Thucydides is often compared to Herodotus as a historian. Of the two, Thucydides is thought to be more accurate and objective. Thucydides was familiar with Herodotus, and admired his style, but he believed that Herodotus wrote for the purposes of entertainment, as well as education. Thucydides self-consciously decided that he wanted his history to be of instructional use to future generations, rather than entertainment. He did not want his history to be confused with legends, propaganda, or hearsay. His work set a new standard for future historical writers in terms of accuracy and objectivity.

Key events during the life of Thucydides:

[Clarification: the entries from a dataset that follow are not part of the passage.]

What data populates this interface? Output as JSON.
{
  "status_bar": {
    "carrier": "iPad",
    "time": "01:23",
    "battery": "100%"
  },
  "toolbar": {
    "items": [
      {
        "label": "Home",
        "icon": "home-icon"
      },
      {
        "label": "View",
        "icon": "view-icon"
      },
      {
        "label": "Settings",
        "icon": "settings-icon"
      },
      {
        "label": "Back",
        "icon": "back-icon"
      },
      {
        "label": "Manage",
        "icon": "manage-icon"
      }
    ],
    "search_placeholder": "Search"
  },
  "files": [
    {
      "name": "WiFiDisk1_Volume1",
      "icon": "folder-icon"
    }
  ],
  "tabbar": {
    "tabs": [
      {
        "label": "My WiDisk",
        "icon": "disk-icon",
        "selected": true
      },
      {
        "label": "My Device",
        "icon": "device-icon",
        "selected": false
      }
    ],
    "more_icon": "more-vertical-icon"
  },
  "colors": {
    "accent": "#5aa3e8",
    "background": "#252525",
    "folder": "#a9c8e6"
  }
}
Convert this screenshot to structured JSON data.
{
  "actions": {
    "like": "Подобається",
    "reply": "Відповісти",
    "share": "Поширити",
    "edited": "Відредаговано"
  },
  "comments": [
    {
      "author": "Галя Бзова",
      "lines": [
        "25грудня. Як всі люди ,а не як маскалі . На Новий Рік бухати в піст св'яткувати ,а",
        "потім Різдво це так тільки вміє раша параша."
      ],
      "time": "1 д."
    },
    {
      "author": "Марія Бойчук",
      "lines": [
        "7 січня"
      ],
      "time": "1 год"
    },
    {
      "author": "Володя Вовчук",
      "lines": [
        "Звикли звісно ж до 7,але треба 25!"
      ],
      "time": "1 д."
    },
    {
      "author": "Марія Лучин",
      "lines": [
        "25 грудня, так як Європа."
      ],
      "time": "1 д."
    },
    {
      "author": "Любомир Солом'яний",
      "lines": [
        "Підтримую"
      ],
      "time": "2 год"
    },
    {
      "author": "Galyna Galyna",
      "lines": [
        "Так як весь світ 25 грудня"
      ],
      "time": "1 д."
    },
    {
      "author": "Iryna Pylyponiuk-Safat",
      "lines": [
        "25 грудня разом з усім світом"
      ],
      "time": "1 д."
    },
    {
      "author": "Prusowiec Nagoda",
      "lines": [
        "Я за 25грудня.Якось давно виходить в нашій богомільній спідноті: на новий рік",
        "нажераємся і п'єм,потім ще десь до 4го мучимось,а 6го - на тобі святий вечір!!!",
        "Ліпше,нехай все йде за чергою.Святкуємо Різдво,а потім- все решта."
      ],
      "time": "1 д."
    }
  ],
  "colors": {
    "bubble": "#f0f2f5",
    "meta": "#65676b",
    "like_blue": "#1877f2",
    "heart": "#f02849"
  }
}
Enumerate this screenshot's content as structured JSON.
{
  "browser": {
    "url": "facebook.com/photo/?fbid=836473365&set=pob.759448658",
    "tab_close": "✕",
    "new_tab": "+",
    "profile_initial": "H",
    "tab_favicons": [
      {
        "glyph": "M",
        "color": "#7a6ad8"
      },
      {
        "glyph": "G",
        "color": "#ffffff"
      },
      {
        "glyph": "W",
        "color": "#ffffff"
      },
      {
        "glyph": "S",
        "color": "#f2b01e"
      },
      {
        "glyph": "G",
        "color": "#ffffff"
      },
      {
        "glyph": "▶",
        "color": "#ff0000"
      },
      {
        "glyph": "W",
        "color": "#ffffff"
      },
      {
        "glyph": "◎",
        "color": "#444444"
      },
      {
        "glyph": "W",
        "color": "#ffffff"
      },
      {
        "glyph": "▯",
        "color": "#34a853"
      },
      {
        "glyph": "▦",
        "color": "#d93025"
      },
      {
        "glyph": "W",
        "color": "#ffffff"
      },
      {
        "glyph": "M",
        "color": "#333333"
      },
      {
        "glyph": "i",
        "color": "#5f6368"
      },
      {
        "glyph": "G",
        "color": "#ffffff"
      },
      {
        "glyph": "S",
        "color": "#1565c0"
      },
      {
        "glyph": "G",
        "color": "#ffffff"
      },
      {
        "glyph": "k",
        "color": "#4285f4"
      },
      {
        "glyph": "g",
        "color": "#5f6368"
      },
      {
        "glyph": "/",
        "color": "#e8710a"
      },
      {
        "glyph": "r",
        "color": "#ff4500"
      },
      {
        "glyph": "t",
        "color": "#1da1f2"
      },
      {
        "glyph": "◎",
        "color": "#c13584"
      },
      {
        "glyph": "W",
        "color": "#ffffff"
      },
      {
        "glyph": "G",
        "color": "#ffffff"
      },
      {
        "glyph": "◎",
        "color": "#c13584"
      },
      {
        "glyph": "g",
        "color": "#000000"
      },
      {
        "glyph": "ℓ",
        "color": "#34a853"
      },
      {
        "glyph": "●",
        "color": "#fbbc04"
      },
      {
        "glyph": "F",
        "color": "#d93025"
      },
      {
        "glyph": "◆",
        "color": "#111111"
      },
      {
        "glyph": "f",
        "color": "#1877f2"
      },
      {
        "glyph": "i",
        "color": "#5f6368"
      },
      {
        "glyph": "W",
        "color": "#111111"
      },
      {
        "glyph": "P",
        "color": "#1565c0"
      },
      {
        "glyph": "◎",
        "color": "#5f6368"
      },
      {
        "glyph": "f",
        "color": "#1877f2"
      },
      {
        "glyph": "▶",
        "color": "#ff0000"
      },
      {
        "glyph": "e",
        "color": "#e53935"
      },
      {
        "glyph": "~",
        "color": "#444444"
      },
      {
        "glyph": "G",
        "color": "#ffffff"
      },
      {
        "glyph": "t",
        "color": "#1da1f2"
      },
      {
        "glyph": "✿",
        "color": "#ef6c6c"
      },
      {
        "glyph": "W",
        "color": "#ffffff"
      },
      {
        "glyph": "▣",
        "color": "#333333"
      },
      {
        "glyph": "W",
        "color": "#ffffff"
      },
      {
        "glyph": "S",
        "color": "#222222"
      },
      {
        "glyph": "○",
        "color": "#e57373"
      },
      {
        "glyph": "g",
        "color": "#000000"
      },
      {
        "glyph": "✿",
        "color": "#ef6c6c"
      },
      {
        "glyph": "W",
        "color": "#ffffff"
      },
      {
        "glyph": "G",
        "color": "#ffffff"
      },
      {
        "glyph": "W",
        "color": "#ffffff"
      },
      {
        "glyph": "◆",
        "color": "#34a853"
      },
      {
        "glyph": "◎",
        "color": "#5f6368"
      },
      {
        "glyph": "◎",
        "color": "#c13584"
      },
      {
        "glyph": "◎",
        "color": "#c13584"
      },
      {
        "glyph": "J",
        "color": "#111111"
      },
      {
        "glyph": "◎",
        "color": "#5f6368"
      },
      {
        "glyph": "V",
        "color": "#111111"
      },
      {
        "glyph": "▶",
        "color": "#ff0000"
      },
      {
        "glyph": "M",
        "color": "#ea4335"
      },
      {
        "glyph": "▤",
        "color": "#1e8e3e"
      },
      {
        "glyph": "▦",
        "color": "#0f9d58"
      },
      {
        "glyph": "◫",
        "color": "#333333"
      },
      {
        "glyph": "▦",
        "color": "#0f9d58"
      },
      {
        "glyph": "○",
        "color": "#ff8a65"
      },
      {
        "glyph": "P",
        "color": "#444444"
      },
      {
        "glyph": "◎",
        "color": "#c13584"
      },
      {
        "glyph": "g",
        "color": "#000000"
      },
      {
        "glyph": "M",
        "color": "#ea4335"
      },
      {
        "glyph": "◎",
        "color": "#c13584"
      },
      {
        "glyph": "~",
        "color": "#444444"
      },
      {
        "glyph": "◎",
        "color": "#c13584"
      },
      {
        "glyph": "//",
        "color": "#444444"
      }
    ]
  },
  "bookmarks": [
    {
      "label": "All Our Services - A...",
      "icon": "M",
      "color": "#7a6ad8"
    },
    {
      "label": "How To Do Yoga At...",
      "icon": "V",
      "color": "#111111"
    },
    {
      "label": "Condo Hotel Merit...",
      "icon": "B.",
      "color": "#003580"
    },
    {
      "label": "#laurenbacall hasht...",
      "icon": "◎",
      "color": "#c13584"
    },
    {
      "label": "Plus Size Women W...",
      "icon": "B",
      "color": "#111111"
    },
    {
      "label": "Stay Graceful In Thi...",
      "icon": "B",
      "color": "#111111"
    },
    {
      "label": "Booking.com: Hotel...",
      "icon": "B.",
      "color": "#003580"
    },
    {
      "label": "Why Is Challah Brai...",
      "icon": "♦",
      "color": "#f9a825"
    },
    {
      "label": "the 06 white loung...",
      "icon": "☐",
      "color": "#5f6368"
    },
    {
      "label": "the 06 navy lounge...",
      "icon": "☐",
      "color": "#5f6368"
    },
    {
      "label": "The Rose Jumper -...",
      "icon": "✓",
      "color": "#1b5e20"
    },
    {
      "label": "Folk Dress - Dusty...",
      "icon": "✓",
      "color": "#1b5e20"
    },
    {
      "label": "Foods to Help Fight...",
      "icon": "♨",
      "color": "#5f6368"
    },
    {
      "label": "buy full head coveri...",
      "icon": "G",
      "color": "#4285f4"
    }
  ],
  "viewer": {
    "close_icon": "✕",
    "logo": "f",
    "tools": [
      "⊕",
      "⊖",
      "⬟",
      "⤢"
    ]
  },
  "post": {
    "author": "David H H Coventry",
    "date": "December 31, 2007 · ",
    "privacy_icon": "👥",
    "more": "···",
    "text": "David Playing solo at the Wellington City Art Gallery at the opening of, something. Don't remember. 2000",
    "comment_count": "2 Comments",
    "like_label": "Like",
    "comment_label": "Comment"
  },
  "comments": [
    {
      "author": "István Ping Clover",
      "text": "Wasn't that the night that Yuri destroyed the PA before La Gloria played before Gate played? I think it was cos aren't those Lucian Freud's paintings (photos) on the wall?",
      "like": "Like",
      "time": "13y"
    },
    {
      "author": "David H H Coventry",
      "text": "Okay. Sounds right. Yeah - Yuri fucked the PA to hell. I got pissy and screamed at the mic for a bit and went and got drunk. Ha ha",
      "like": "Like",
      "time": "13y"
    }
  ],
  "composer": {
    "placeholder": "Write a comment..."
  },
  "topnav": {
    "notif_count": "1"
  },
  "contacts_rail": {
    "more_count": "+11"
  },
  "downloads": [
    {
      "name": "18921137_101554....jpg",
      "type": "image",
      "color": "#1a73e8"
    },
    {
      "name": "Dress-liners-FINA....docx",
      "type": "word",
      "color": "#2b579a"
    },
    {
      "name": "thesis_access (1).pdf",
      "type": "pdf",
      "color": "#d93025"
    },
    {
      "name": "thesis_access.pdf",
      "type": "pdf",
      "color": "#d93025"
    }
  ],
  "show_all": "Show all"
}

431 BC
Outbreak of Peloponnesian War.
429 BC
Contracted the Plague of Athens.
424 BC
Appointed General and given a squadron of seven ships. Blamed for the surrender of Amphipolis.
424 BC
Exiled from Athens. Spent most of the next 15 years in the Peloponnese. Began writinge The Peloponnesian War.
414 BC
Traveled to Syracuse to observe the siege.
411 BC
Ends narrative of the War before its completion. May have died.

Book Links
Nicias and the Sicilian Expedition  by  Alfred J. Church

Other Resources

Story Links
Book Links
Great Plague of Athens  in  Pictures from Greek Life and Story  by  Alfred J. Church
Amphipolus Surrenders to Brasidas  in  The Story of Greece  by  Mary Macgregor

Image Links

 in Pictures from Greek Life and Story

Herodotus and Thucydides
 in The Story of the Greek People

Herodotus and Thucydides
 in Old World Hero Stories

Short Biography
Pericles Athenian statesman during Golden Age of Athens. Made Athens cultural center of Greece.
Brasidas Eloquent Spartan general, turned tide of Peloponnesian War in Sparta's favor. Died at Amphipolis.
Cleon War mongering politician, opposed Sparta's peace proposals.
Demosthenes Important Athenian general in the Peloponnesian War. Perished at Syracuse.
Nicias After death of Pericles, emerged as leader of peace party. Led disastrous Sicilian Expedition.
Alcibiades Controversial statesman and general of Athens, who betrayed the city, then returned as hero.
Socrates First moral philosopher, immortalized by Plato.
Sophocles Wrote Greek Tragedies, including the tragedies of Agamemnon, Electra, and Orestes.
Archidamus Spartan King during the early years of Peloponnesian War. Sought peace with Athens, but was forced into the war.
Herodotus Wrote Histories of the Persian War and empires of the east.